Hitler portrayed history as a "racial" struggle. He argued that the "Aryan race" was superior to all others, while the "Jewish race" was a parasite that aimed at world domination.

Adolf Hitler salutes his followers at a Nazi party rally soon after his appointment as chancellor, February 1933.

Courtesy USHMM


After World War I, political and economic instability threatened Germany. Its military defeat and the terms of the peace treaty caused resentment. Inflation rendered savings worthless, while the global depression left millions unemployed.

German spectators at the 1937 Reich Party Day celebrations in Nuremberg raise their arms in the Nazi salute.

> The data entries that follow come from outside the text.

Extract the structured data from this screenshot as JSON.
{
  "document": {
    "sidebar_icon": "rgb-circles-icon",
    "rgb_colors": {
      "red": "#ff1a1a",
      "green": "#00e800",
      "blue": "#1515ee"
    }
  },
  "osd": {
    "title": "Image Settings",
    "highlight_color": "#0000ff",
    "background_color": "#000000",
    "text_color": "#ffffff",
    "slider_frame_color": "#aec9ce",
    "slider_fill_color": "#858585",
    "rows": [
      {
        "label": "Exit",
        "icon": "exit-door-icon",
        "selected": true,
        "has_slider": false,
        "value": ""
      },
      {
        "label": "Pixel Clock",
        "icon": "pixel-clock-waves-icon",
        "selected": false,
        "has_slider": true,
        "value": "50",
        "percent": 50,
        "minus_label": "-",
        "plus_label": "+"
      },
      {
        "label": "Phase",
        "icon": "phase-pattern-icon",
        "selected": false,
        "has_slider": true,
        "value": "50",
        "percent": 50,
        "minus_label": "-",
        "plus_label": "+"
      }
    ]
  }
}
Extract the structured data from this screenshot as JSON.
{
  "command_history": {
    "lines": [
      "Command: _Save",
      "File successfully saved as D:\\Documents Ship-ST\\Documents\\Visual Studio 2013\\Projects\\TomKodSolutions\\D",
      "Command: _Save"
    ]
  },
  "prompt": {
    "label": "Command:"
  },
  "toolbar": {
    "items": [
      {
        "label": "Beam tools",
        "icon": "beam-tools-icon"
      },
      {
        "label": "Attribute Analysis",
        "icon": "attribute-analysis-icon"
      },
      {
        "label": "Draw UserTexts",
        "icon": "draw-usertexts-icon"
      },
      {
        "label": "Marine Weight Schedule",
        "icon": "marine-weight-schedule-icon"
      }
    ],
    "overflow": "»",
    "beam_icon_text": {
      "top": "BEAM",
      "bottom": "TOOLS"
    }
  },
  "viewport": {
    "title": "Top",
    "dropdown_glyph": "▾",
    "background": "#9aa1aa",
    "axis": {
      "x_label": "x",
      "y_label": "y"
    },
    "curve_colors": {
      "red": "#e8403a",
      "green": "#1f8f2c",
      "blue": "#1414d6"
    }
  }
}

Photograph Julien Bryan, USHMM, courtesy Julien Bryan


By 1932, the National Socialist German Workers (or Nazi) Party was the largest in the German parliament. Its leader, Adolf Hitler, blamed German suffering on its small Jewish population. He spoke of a world led by Germany.

When Hitler became chancellor in 1933, he dismantled parliamentary democracy and civil liberties. He ended freedom of the press, speech, and assembly and imprisoned "enemies of the state" in concentration camps.

This Nazi propaganda poster showing a Jewish star states, "Whoever wears this symbol is an enemy of our nation," 1942.

USHMM, courtesy Michel Reynders

University students at the burning of "un-German" books, Opernplatz, Berlin, May 10, 1933

Photograph Heinrich Hoffmann, USHMM, courtesy National Archives

Hitler receives an ovation in the Reichstag, Germany's parliament, after annexing Austria, March 1938.

USHMM, courtesy National Archives, photo no. 79471